Friday, October 4, 2013
The Use of Technology by Egyptian Activists
As groups in many Middle Eastern countries have recently or are currently protesting against their government in favor of democracy, it is interesting to learn about the role that social media and technology plays in the spreading of ideas. Through our own media and sources of information, we often hear about violent outbreaks and political and military action, but we rarely look at the way that groups of protesters organize and spread their movement. In fact, these social media efforts by human rights activists within Middle Eastern countries may have profound impacts on the spread of ideas and the eventual success of democracy in a country, maybe even a bigger impact than the political processes we hear about and pay attention to.
Currently in Egypt, even though President Hosni Mubarak was removed from power two and a half years ago, there is still a lot of violence between police and protesters. The debate over the current governmental situation, fueled by artists and bloggers, is initiated and led mainly through social media. In fact, even political players have used social media to gauge public opinion. A man who ran as a liberal candidate in the first parliamentary elections after Mubarak was ousted even asked on Facebook whether or not he should leave the country, to which he received several comments, some saying that Egypt needs “people like him more than ever” and others arguing that it will be at least another generation before Egypt is ready for a liberal democracy.

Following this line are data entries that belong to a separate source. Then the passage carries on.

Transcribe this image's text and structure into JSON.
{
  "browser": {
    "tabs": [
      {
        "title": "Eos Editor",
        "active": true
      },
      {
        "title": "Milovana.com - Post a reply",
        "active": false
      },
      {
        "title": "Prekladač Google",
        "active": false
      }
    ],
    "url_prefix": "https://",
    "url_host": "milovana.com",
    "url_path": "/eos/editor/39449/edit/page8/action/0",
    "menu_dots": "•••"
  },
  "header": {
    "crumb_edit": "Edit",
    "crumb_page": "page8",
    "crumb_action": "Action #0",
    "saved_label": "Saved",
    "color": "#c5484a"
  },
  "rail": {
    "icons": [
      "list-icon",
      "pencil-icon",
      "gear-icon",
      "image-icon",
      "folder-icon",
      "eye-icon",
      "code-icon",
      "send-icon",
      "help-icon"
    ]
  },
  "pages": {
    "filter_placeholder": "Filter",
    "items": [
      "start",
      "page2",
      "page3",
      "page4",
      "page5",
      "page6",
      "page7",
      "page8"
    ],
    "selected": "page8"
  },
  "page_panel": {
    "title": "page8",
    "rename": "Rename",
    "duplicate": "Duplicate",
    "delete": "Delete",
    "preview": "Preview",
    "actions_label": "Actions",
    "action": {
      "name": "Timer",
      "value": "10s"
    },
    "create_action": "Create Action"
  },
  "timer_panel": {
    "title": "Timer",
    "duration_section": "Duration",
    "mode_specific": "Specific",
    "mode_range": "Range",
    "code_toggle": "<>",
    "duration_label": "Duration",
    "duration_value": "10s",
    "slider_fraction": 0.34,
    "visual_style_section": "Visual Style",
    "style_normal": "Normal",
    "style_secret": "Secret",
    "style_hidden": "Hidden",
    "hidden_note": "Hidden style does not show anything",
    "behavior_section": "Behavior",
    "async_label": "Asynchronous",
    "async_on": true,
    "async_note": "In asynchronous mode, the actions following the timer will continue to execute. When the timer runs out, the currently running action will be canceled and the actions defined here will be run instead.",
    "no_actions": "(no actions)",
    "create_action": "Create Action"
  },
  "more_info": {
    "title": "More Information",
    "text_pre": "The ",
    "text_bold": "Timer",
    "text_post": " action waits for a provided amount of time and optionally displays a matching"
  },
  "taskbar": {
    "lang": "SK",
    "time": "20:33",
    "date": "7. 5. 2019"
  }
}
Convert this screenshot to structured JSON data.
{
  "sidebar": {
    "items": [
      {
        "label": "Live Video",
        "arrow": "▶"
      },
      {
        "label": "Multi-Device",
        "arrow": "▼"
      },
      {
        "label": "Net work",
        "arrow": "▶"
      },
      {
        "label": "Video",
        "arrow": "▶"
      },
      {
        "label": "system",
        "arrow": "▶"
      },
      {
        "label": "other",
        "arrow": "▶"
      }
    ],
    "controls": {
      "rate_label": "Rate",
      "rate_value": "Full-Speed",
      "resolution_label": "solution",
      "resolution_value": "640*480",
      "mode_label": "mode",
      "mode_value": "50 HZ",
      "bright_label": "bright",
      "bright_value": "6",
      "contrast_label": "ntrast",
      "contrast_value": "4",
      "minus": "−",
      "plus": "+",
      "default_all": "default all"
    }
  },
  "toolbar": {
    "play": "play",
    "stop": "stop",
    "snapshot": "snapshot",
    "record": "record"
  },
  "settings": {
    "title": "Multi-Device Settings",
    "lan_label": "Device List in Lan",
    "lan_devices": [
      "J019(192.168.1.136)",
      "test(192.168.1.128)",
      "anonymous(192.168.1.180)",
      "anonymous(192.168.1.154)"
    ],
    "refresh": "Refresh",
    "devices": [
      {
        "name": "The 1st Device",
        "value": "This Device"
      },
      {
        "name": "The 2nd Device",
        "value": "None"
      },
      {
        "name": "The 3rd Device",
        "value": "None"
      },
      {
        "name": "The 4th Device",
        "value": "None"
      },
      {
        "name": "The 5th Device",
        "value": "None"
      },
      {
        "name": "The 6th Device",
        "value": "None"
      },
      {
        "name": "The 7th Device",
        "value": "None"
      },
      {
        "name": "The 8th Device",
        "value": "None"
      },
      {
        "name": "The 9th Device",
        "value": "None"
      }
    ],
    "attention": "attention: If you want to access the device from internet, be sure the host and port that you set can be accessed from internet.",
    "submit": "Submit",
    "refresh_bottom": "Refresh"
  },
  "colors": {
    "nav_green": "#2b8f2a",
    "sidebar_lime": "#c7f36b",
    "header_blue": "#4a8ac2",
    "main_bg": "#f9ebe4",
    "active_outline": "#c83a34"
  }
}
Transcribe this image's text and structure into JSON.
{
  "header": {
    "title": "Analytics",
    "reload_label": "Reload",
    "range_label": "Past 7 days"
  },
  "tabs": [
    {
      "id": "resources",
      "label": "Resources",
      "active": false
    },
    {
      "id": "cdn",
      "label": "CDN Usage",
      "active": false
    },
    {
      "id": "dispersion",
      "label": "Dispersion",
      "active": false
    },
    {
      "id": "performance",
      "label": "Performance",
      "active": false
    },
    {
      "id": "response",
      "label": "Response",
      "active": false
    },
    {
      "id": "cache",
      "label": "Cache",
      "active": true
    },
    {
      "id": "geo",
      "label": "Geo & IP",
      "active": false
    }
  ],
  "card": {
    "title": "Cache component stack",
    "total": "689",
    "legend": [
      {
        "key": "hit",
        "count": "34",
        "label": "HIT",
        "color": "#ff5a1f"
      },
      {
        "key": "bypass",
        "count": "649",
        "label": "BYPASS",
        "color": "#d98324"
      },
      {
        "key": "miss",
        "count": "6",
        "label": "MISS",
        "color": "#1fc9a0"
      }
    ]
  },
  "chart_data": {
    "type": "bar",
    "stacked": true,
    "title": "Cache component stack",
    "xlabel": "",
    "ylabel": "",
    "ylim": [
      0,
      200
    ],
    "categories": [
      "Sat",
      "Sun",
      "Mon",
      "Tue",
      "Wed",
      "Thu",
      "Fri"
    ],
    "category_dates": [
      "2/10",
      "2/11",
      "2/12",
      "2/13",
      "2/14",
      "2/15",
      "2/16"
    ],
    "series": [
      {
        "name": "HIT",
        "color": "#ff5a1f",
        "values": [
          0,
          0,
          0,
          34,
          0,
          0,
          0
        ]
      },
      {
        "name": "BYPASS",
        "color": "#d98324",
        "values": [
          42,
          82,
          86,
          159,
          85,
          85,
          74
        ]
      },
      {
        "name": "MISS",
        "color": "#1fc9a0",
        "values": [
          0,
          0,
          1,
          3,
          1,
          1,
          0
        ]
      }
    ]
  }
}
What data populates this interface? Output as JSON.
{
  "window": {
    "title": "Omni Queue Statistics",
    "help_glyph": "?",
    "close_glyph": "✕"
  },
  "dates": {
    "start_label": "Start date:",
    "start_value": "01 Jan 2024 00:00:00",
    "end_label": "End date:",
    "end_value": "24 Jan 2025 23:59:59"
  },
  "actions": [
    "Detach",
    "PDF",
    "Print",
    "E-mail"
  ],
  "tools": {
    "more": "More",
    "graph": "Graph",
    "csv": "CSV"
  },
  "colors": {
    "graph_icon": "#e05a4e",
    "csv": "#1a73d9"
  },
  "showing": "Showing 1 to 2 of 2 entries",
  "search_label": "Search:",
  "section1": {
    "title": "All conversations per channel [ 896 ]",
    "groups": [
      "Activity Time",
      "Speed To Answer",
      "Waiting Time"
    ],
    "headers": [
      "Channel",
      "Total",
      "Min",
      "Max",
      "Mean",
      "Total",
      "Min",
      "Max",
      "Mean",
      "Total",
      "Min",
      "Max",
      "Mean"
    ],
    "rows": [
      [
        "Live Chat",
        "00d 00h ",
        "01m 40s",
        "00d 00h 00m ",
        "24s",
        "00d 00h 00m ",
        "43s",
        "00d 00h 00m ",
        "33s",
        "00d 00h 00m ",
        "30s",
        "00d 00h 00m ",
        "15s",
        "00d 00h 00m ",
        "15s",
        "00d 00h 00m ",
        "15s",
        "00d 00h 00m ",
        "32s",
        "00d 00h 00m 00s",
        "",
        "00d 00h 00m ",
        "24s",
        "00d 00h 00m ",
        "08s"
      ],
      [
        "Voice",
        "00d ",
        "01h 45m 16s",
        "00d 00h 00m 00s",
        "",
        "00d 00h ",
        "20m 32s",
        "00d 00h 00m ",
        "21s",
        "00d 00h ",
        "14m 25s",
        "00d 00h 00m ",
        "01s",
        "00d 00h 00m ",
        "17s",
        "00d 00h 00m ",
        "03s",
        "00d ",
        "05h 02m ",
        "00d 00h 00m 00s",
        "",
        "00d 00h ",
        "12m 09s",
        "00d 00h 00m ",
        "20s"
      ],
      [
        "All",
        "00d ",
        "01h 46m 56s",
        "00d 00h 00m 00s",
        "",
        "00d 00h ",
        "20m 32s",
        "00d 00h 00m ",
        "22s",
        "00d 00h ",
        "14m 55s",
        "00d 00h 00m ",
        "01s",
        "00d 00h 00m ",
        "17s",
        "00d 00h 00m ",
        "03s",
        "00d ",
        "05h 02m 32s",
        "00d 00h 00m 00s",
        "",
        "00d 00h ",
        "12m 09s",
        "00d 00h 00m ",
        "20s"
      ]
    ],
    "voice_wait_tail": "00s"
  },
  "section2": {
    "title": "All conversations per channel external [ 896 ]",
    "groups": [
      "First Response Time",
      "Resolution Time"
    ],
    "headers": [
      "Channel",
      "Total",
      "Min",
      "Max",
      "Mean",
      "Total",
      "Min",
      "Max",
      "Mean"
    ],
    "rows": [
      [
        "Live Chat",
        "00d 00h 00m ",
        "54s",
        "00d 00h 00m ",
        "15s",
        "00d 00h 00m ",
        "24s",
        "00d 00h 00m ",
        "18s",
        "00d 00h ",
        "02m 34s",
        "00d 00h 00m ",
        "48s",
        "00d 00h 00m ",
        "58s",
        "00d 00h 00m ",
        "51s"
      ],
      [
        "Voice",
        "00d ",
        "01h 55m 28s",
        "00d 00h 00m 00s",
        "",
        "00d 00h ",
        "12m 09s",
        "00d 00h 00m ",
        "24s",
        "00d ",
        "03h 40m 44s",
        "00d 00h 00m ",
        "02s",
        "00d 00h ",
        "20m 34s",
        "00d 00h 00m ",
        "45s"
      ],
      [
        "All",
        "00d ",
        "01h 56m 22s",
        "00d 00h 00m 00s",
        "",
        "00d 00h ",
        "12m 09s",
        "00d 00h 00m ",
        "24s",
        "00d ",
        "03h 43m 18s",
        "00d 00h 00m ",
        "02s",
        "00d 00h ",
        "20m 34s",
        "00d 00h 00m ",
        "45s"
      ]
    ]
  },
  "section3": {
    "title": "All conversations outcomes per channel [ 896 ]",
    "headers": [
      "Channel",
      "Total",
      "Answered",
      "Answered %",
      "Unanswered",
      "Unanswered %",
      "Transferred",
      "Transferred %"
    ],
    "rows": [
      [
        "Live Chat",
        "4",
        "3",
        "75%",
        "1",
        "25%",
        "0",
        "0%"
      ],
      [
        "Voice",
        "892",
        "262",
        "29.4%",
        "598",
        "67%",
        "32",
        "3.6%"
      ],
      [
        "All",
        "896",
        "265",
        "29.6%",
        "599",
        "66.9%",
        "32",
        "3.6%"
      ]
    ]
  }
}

As the violence continues between the Muslim Brotherhood, the military, and the protesters, artists have been using technology and media to document and display the brutality. The nonprofit video collective Moriseen has been filming this street violence, and recently released a video entitled “Prayer of Fear” which documents the reaction to the Muslim Brotherhood’s fall from power. This video achieves it’s powerful message about the need for change and an end to this violence through an image of a woman walking the streets in a gas mask and hoodie and reciting a poem: “The battle this time isn’t easy/ The battle is murky/ Are we winning?/ Or in line for slaughter?/ Is the question shameful?/ Or is silence worse?” Overall, I find this article very interesting because it exposes the way in which protesters are using technology and media to promote ideas about change and progress in Egypt.